====== Exercise material ======
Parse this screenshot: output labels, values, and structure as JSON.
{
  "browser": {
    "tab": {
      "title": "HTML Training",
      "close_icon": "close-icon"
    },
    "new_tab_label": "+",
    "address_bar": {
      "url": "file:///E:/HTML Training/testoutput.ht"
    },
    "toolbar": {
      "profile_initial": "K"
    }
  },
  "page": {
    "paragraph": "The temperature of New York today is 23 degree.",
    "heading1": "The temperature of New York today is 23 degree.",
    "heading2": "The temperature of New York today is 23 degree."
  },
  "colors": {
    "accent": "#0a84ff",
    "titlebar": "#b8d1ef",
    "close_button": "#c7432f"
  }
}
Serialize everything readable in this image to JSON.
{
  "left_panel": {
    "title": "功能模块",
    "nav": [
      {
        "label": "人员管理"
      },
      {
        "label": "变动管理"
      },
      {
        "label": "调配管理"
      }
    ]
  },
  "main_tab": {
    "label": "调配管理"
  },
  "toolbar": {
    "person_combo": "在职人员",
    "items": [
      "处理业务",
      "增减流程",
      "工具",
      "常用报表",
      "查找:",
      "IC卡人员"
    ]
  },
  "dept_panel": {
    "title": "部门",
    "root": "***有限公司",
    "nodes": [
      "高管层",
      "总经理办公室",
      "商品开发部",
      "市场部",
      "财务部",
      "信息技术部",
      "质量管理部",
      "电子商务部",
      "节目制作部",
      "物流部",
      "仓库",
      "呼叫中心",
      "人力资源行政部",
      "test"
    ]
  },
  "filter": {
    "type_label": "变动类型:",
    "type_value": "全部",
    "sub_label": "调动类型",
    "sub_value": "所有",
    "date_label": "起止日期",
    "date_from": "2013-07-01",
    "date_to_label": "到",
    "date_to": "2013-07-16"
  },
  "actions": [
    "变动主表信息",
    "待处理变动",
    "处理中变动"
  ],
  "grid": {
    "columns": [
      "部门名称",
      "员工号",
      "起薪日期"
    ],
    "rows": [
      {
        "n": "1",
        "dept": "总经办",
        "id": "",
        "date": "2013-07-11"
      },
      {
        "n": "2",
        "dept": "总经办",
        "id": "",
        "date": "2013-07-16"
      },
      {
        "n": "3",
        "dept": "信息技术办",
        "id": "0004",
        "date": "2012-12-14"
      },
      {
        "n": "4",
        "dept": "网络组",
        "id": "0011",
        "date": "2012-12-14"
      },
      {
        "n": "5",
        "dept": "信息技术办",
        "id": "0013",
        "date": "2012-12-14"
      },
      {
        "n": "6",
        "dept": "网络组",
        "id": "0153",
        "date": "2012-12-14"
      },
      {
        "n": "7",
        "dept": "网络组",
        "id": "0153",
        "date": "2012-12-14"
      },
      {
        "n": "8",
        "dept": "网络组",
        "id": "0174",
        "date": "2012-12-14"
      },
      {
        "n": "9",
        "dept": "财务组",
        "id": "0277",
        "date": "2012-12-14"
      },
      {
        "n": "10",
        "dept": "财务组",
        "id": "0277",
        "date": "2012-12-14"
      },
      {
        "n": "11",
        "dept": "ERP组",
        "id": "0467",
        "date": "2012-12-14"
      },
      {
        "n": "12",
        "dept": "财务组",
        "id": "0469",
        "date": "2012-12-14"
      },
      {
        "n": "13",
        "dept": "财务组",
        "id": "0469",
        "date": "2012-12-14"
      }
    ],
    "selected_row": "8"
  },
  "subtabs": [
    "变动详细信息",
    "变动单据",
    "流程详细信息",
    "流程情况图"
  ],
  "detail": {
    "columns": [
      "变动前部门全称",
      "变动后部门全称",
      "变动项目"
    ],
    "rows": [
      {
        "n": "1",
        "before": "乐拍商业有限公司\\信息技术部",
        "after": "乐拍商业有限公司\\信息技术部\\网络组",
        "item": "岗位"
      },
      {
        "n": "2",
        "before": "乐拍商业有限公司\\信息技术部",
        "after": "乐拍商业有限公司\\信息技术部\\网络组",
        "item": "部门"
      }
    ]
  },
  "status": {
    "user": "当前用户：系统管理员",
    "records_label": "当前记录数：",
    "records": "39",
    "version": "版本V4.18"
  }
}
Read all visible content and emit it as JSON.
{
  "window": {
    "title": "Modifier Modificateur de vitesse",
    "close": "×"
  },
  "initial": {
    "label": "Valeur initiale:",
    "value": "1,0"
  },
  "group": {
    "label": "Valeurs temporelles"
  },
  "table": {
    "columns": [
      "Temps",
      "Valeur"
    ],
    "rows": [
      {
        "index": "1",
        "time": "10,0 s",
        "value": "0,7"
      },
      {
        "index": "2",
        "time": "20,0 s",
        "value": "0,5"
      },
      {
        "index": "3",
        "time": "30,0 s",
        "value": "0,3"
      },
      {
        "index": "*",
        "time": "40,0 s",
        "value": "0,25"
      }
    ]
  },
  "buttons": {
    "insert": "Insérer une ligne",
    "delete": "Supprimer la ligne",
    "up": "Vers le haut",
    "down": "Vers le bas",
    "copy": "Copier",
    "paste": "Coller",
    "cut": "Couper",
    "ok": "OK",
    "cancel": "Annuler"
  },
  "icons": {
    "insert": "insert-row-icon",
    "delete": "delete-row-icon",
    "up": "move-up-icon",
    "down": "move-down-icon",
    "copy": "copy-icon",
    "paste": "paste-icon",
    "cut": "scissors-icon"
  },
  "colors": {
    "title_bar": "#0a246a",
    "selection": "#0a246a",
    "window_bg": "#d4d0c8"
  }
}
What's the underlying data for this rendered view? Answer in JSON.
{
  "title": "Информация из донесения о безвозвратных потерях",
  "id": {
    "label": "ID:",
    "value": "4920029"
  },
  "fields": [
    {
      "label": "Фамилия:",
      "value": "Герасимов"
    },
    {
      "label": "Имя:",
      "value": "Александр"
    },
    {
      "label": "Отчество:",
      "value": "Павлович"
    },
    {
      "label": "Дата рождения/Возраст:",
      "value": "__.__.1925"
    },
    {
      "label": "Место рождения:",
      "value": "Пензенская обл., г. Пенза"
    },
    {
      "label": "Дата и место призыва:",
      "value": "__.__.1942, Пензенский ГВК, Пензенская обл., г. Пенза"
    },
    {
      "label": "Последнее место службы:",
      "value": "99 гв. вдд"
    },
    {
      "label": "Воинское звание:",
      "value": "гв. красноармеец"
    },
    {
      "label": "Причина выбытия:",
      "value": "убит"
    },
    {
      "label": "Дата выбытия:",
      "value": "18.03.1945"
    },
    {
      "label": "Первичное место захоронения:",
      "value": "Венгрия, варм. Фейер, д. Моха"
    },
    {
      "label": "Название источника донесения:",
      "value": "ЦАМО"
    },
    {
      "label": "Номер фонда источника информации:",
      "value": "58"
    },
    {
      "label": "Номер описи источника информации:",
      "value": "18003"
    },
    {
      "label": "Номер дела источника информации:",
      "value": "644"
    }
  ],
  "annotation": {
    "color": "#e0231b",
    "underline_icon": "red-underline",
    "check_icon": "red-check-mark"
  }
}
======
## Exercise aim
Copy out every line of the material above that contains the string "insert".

## Answer box
    "insert": "Insérer une ligne",
    "insert": "insert-row-icon",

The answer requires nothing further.